This study used the first detailed radar measurements of the vertical structure of precipitation obtained in the central Andes of southern Peru and Bolivia to investigate the diurnal cycle and vertical structure of precipitation and melting-layer heights in the tropical Andes. Vertically pointing 24.1-GHz Micro Rain Radars in Cusco, Peru (3350 m MSL, August 2014–February 2015), and La Paz, Bolivia (3440 m MSL, October 2015–February 2017), provided continuous 1-min profiles of reflectivity and Doppler velocity. The time–height data enabled the determination of precipitation timing, melting-layer heights, and the identification of convective and stratiform precipitation features. Rawinsonde data, hourly observations of meteorological variables, and satellite and reanalysis data provided additional insight into the characteristics of these precipitation events. The radar data revealed a diurnal cycle with frequent precipitation and higher rain rates in the afternoon and overnight. Short periods with strong convective cells occurred in several storms. Longer-duration events with stratiform precipitation structures were more common at night than in the afternoon. Backward air trajectories confirmed previous work indicating an Amazon basin origin of storm moisture. For the entire dataset, median melting-layer heights were above the altitude of nearby glacier termini approximately 17% of the time in Cusco and 30% of the time in La Paz, indicating that some precipitation was falling as rain rather than snow on nearby glacier surfaces.
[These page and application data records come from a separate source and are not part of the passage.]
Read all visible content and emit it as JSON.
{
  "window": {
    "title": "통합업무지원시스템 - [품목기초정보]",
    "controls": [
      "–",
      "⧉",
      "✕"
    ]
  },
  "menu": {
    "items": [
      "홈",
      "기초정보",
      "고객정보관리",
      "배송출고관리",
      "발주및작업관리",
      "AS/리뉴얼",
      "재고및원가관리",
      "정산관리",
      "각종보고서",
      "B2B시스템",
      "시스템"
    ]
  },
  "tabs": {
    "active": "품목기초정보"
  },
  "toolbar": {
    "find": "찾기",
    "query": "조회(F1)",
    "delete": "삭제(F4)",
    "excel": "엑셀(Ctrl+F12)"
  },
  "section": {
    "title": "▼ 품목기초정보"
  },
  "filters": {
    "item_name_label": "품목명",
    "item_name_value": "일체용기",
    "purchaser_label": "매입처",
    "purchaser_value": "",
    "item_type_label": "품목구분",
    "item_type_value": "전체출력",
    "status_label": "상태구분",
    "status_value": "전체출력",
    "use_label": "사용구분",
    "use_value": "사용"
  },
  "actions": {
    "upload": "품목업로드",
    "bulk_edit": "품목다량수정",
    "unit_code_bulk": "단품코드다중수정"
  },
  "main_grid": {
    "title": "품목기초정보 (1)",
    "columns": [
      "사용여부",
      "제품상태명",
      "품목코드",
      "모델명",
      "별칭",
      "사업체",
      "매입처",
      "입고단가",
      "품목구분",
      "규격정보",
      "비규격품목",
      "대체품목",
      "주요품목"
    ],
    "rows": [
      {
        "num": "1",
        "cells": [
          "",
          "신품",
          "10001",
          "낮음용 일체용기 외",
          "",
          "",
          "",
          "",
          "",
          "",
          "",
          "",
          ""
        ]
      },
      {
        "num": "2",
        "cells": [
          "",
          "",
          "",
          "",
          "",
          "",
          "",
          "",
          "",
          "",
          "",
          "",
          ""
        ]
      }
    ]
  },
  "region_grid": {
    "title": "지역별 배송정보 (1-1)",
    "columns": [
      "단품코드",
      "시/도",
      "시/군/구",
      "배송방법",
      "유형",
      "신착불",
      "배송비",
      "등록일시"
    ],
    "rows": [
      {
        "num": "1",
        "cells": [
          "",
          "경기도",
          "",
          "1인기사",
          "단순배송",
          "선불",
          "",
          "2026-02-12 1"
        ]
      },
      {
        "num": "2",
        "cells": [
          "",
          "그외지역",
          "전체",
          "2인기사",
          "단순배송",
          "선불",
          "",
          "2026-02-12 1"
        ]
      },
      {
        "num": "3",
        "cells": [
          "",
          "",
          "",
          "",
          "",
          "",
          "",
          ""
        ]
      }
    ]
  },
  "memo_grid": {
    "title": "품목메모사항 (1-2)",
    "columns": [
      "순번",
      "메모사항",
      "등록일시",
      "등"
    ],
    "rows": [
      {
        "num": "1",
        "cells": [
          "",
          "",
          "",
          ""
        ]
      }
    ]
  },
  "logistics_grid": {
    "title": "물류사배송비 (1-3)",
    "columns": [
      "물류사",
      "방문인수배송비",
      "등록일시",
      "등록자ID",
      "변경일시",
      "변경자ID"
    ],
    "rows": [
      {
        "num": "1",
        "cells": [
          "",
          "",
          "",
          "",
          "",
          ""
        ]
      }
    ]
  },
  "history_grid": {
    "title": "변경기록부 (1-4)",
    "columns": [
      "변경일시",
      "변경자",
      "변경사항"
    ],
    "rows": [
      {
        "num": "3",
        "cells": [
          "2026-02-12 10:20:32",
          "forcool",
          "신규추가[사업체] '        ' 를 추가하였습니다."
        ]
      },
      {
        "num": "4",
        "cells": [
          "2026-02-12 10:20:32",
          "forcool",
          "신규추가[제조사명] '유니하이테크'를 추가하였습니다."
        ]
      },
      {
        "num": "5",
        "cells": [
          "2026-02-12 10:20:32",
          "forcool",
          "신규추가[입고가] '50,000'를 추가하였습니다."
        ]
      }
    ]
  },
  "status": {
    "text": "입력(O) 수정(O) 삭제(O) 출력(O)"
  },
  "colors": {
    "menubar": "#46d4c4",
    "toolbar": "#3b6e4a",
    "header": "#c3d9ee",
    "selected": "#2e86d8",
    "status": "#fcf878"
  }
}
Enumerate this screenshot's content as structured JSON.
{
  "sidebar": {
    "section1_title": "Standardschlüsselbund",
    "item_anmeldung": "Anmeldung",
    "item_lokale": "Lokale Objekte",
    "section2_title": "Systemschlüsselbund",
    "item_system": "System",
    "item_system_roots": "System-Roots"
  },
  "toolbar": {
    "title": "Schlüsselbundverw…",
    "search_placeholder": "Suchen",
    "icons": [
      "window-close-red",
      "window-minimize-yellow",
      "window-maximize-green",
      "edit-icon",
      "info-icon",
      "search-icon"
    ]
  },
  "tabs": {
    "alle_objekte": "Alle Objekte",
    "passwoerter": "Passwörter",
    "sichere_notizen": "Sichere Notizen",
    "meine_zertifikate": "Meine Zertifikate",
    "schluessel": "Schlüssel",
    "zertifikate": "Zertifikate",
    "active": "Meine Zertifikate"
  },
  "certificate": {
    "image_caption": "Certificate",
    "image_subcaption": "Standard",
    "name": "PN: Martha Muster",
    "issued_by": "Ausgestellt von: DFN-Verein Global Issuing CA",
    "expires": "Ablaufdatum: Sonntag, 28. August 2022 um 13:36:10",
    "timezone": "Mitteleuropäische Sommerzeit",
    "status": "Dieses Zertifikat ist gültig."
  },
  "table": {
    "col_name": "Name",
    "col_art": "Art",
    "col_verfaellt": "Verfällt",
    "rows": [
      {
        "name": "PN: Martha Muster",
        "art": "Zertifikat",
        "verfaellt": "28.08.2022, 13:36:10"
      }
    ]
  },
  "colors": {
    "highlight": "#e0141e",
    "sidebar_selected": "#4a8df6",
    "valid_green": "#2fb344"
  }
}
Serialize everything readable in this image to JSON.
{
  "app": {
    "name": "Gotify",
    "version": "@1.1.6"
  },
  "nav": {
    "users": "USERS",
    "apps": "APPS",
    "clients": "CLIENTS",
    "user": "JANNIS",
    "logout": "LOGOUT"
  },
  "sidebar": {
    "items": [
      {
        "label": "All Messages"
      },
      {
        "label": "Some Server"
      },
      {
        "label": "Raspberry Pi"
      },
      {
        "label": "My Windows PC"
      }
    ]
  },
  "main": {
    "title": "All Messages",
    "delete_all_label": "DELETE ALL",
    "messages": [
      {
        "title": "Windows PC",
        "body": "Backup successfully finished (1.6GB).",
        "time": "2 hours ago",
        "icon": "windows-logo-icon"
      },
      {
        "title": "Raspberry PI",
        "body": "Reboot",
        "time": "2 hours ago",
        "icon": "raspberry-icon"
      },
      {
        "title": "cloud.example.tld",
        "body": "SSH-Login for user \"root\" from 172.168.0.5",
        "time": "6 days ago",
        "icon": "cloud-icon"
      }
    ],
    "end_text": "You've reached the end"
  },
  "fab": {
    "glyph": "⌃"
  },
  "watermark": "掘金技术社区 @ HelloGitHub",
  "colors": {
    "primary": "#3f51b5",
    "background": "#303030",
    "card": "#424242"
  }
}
During the 2015–16 El Niño, almost half of storms in La Paz had melting layers above 5000 m MSL.

Full access